How much of the river is covered by all these efforts? The RI/FS and the ROD will deal with the river from Bladensburg to the Potomac, and up the Washington Channel along the Southwest waterfront to the Tidal Basin. As needed, upstream and tributary sources in both DC and Maryland will be included in the analysis since they are potential contributing sources until they are cleaned up, and restoration of some areas is said to make no sense until those upstream sources of pollution are controlled.
How Will the Cleanup Work
A wide variety of remedial steps are under consideration to heal the river. Capping or removing the contaminated sediments is just one option, but it has its limits. Caps on sediments in shallow areas can erode and re-expose the toxics. Removal of deep sediments is expensive and those depths may not be as contaminated as surface or shallow sediments. Other remedial approaches that could be used include building new wetlands, reconnecting older wetlands, replacing shoreline soils and shallow sediments where they will stay in place, removing concrete bulwarks and otherwise engaging nature to help absorb and remove toxics and nutrients.
Decisions and How You Can Help Make Them
How are all these complicated and inter-related decisions to be made? Participants seem to be agreed that an “adaptive management” approach will be used. Adaptive management allows you to start with one set of approaches to see what works and then adjust the mix as the effort continues to do more of what is working best and less of what isn’t. But some want to limit the range of actions at the beginning and move slowly, while others see the need to start with a full set of sites and actions and develop the focus from the early results.

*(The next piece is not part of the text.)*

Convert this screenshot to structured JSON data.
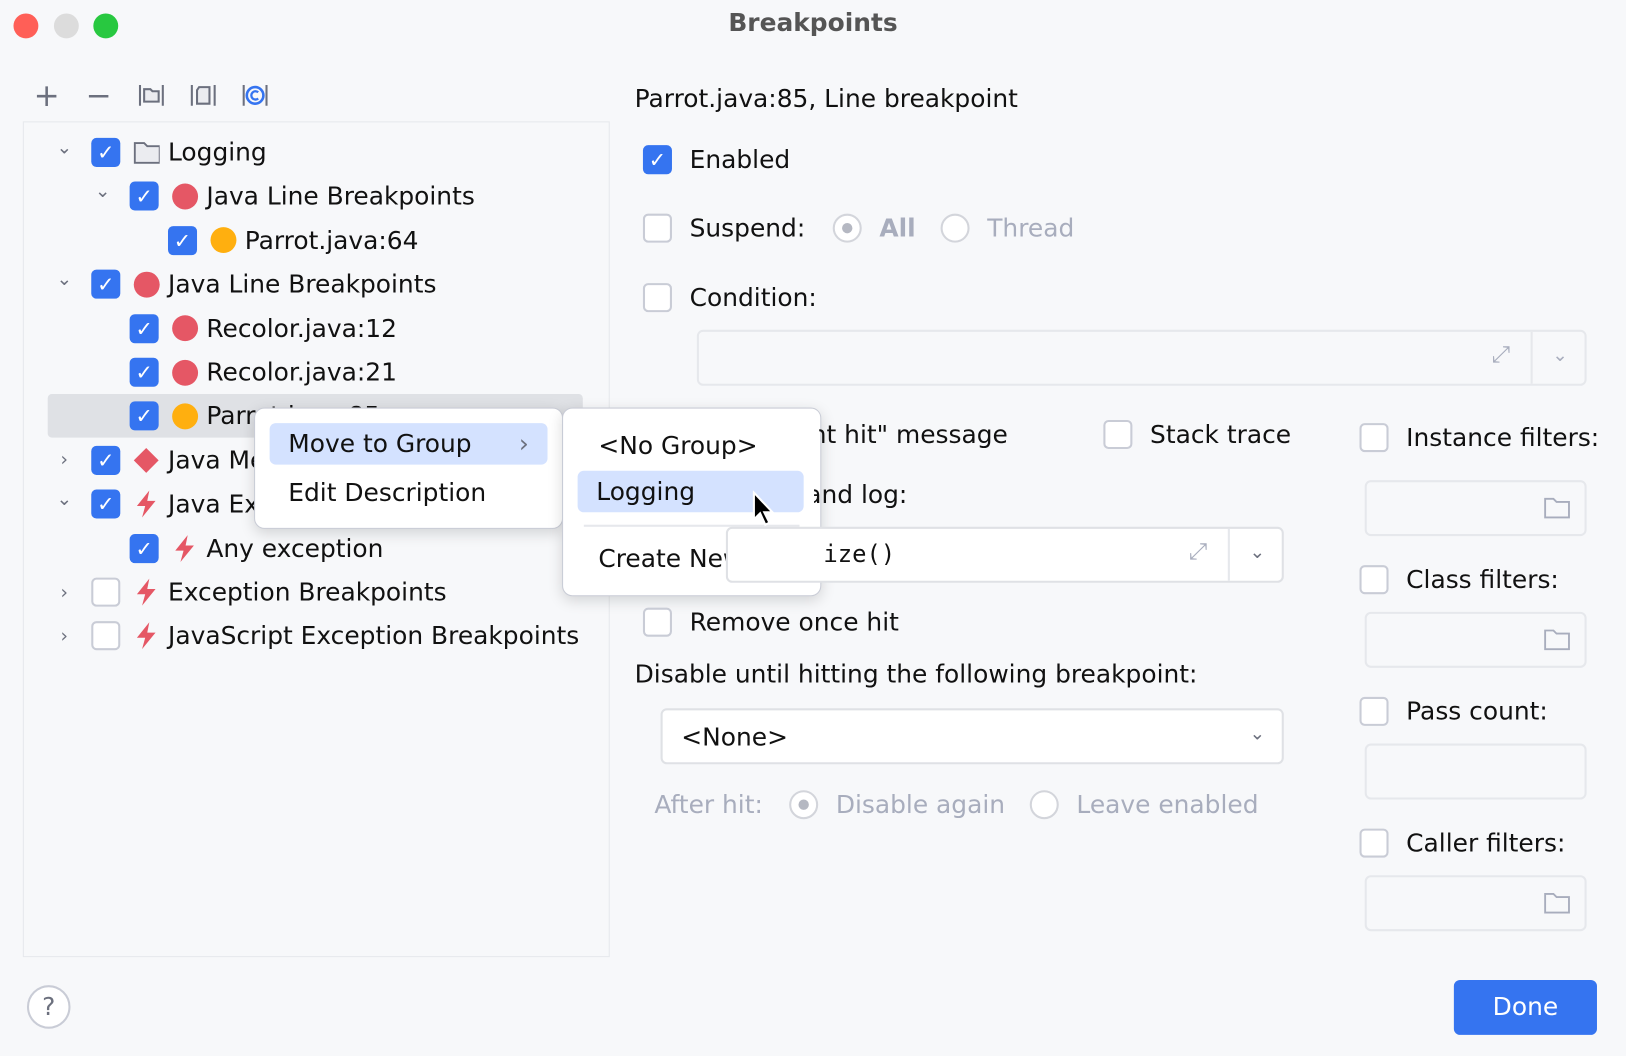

This “try everything we can everywhere we can” approach is credited with the progress being made in the Chesapeake Bay restoration; they did not work only on farms or only on sewer lines to get where they are; they tried lots of things on lots of places and then focused on what worked best.
Another key element under discussion is how to ensure that the full range of benefits will result from the clean-up. Remember, the focus of this enormous effort is water quality improvement, and as important as that is, there are other benefits that could emerge from an undertaking so extensive and so expensive — benefits such as habitat restoration, improved safe recreational fisheries, safe swimming locations, education, and recreation. These are improvements that the public is particularly good at valuing and setting priorities for.

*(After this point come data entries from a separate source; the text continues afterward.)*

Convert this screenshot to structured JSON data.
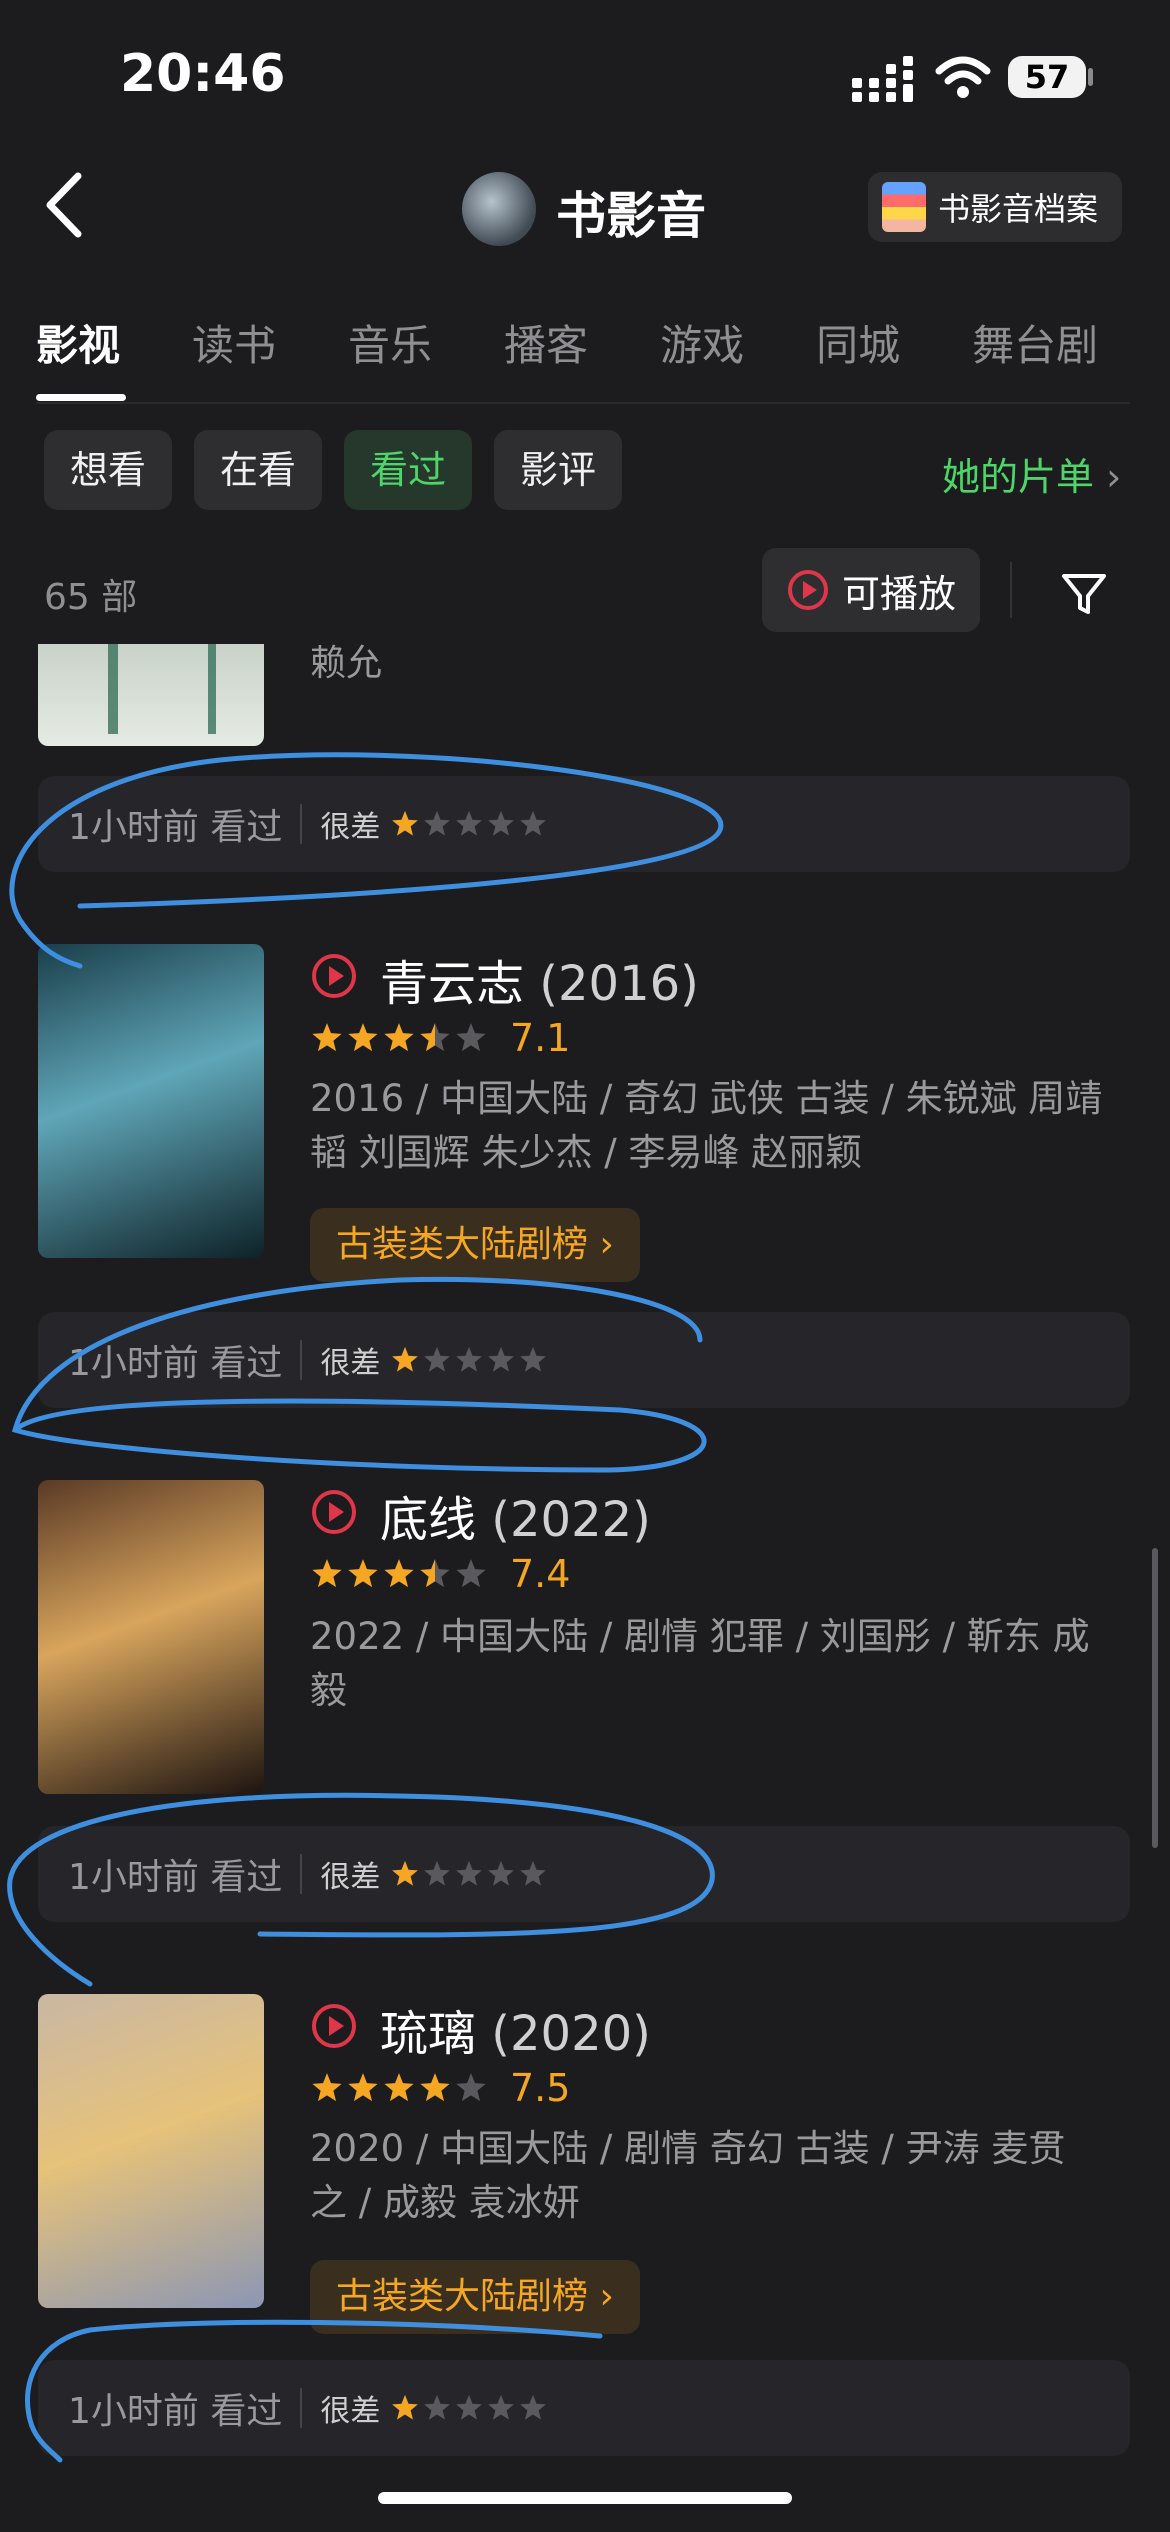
{
  "status_bar": {
    "time": "20:46",
    "battery": "57"
  },
  "header": {
    "title": "书影音",
    "archive_button": "书影音档案"
  },
  "tabs": [
    "影视",
    "读书",
    "音乐",
    "播客",
    "游戏",
    "同城",
    "舞台剧"
  ],
  "filters": {
    "chips": [
      "想看",
      "在看",
      "看过",
      "影评"
    ],
    "her_list": "她的片单"
  },
  "toolbar": {
    "count": "65 部",
    "playable": "可播放"
  },
  "partial_item": {
    "title_fragment": "赖允"
  },
  "items": [
    {
      "title": "青云志",
      "year": "(2016)",
      "score": "7.1",
      "star_value": 3.5,
      "meta_line1": "2016 / 中国大陆 / 奇幻 武侠 古装 / 朱锐斌 周靖",
      "meta_line2": "韬 刘国辉 朱少杰 / 李易峰 赵丽颖",
      "rank": "古装类大陆剧榜",
      "poster_colors": [
        "#1b3e4a",
        "#5fa6b8",
        "#0e2228"
      ]
    },
    {
      "title": "底线",
      "year": "(2022)",
      "score": "7.4",
      "star_value": 3.5,
      "meta_line1": "2022 / 中国大陆 / 剧情 犯罪 / 刘国彤 / 靳东 成",
      "meta_line2": "毅",
      "rank": "",
      "poster_colors": [
        "#5a3a26",
        "#d9a55d",
        "#1d1410"
      ]
    },
    {
      "title": "琉璃",
      "year": "(2020)",
      "score": "7.5",
      "star_value": 4,
      "meta_line1": "2020 / 中国大陆 / 剧情 奇幻 古装 / 尹涛 麦贯",
      "meta_line2": "之 / 成毅 袁冰妍",
      "rank": "古装类大陆剧榜",
      "poster_colors": [
        "#c9b7a4",
        "#e6c27a",
        "#8c96b4"
      ]
    }
  ],
  "ratings": [
    {
      "when": "1小时前 看过",
      "verdict": "很差",
      "stars": 1
    },
    {
      "when": "1小时前 看过",
      "verdict": "很差",
      "stars": 1
    },
    {
      "when": "1小时前 看过",
      "verdict": "很差",
      "stars": 1
    },
    {
      "when": "1小时前 看过",
      "verdict": "很差",
      "stars": 1
    }
  ],
  "colors": {
    "accent_green": "#4fd46a",
    "star": "#f5a623",
    "play_red": "#e0364a",
    "annotation_blue": "#3f8fe0"
  }
}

Now is the time to engage the public agencies, environmental groups and industries to help set those broader goals for the restoration. Once the ROD is issued, probably early in the new year, it will be too late, since it will set out what will be done where and when. While the City has the best intentions to reach out to neighborhood groups and others, they will be under great pressure to issue the ROD and get on with the work it outlines. And they may be reluctant to agree to any major changes in the final months before issuing the ROD. So it makes sense for the public to act now and through those who are engaged already.

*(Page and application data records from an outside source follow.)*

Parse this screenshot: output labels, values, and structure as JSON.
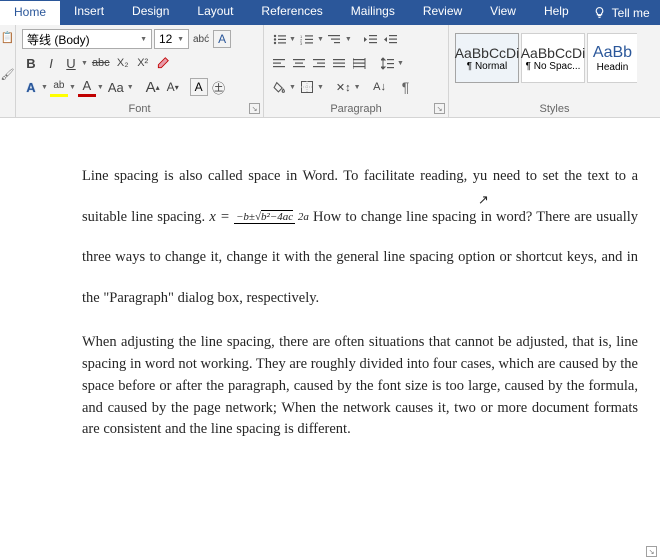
{
  "tabs": {
    "active": "Home",
    "items": [
      "Home",
      "Insert",
      "Design",
      "Layout",
      "References",
      "Mailings",
      "Review",
      "View",
      "Help"
    ],
    "tellme": "Tell me"
  },
  "font": {
    "family": "等线 (Body)",
    "size": "12",
    "bold": "B",
    "italic": "I",
    "underline": "U",
    "strike": "abc",
    "sub": "X₂",
    "sup": "X²",
    "clearfmt": "Aa",
    "growA": "A",
    "shrinkA": "A",
    "colorA": "A",
    "highlightA": "ab",
    "fontColorA": "A",
    "caseAa": "Aa",
    "boxA1": "A",
    "boxA2": "A",
    "label": "Font"
  },
  "para": {
    "sortIcon": "A↓",
    "pilcrow": "¶",
    "label": "Paragraph"
  },
  "styles": {
    "items": [
      {
        "preview": "AaBbCcDi",
        "name": "¶ Normal"
      },
      {
        "preview": "AaBbCcDi",
        "name": "¶ No Spac..."
      },
      {
        "preview": "AaBb",
        "name": "Headin"
      }
    ],
    "label": "Styles"
  },
  "doc": {
    "p1a": "Line spacing is also called space in Word. To facilitate reading, y",
    "p1b": "u need to set the text to a suitable line spacing. ",
    "eqx": "x =",
    "eqnum": "−b±√(b²−4ac)",
    "eqden": "2a",
    "p1c": " How to change line spacing in word? There are usually three ways to change it, change it with the general line spacing option or shortcut keys, and in the \"Paragraph\" dialog box, respectively.",
    "p2": "When adjusting the line spacing, there are often situations that cannot be adjusted, that is, line spacing in word not working. They are roughly divided into four cases, which are caused by the space before or after the paragraph, caused by the font size is too large, caused by the formula, and caused by the page network; When the network causes it, two or more document formats are consistent and the line spacing is different."
  }
}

Bill Matuszeski writes monthly about the Anacostia River. He is on the Board of the Friends of the National Arboretum, a DC member the Citizens Advisory Committee on the Anacostia River and a member of the Mayor’s Leadership Council for a Cleaner Anacostia River.